“Start Where You Are” by Pema Chödrön
“Breathe” by James Nestor
The Places That Scare You” by Pema Chödrön
“In The Realm of Hungry Ghosts” by Gabor Maté
The Shortness Of Life by Seneca
“Lost Connections” by Johann Hari
How To Meditate – Pema Chödrön
The Wisdom of No Escape – Pema Chödrön
‘Breaking Down the Wall of Silence’ – Alice Miller
Meditations – Marcus Aurelius
Atomic Habits – James Clear
The New Rules For Lifting For Life – Lou Shuler
Why We Sleep – Matthew Walker PhD
Essentialism: The Discipline Pursuit Of Less – Greg McKeown
Thinking, Fast and Slow – Daniel Kahnemen
Flow – Mihaly Csikszentmihalyi
The Resilience Project: Finding Happiness Through Gratitude Empathy & Mindfulness – Hugh Van Cuylenburg
Deep Nutrition: Why Your Genes Need Traditional Foods – Catherine Shanahan MD
The School of Life – An Emotional Education
The School of Life – How To Think More Effectively
The Consolations Of Philosophy – Alain De Botton
Maps of Meaning: The Architecture of Belief – Jordan B Peterson
The Owners Manual for the Brain: The Ultimate Guide to Peak Mental Performance – Pierce J. Howard
The Daily Stoic / Stillness Is The Key / Ego Is The Enemy / The Obstacle is The Way– Ryan Halliday
Indistractable – How To Control Your Attention & Choose Your Life – Nir Eyal
Mindset – Dr Carol Dweck
The Holy Shit Moment: How Lasting Change Can Happen in A Minute – James Fell
Stop Playing Safe – Margie Warrell
The Worlds Fittest Book – Ross Edgley
The Art Of Resilience – Ross Edgley
The Oxygen Advantage: Scientific Proven Breathing Techniques To Revolutionise Your Health – Patrick McKeown
Blink: The Power of Thinking Without Thinking – Malcolm Gladwell
The Practicing Mind – Develop Focus & Discipline Your Life – Thomas M. Sterner
Mistakes Were Made – Carol Travis & Elliot Aronson
Man’s Search For Meaning – Viktor Frankl
Life: A Users Manual – Julian Baggini & Antonia Macaro
Good Habits Bad Habits: The Science of Making Positive Changes That Stick – Wendy Wood
The Madness of Crowds – Douglas Murray
The War of Art – Steven Pressfield
Wired To Eat – Robb Wolf
Philosophy For Life, and other dangerous situations – Jules Evans
Peak – Anders Ericsson & Robert Pool
The Body, A guide For Occupants – Bill Bryson
The Four Agreements – Don Miguel Ruiz

 

 

 

Disclaimer: It needs to be noted and understood that what I write on this blog format must not be interpreted nor construed as ‘personal medical advice’.
The written word can easily be mis-interpreted, especially my own god-awful writing ability.
I try to emphasis, as awkwardly as I do, that I have no skills, training nor studies under my belt to advise or diagnose when it comes to medical or psychological conditions.
If you need professional help or advice then please seek it.  
My own advocacy is shot primarily through the prism of my own life-experience.

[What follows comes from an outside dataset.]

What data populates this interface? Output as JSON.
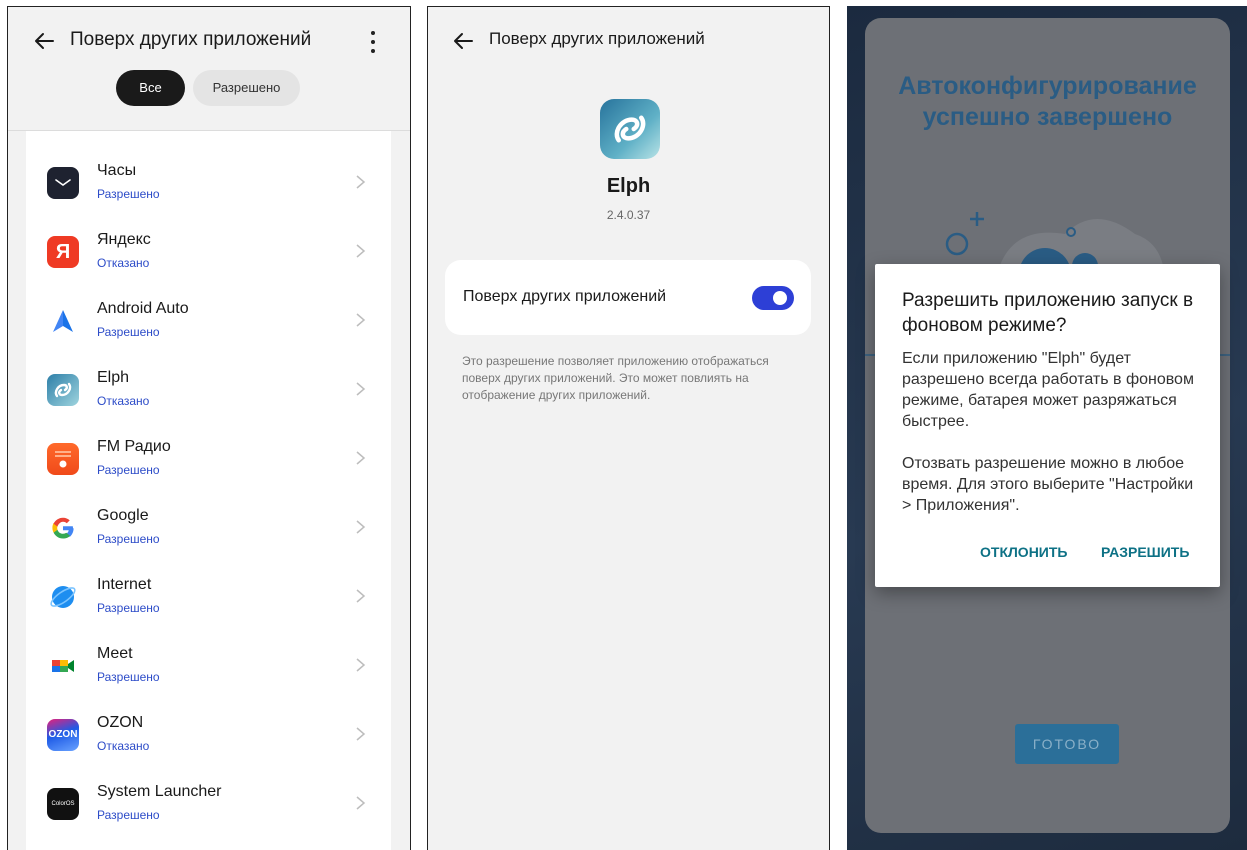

I only promote lifestyle and the related choices and habits that optimise sleep, mindset, nutrition and physical strength. All incredibly powerful and profound methods to improve all aspects of one’s own health-wealth, but potentially not the remedy ‘proper’ for those individuals that may require professional clinical diagnosis, medical intervention and/or treatment.
Peace
Luke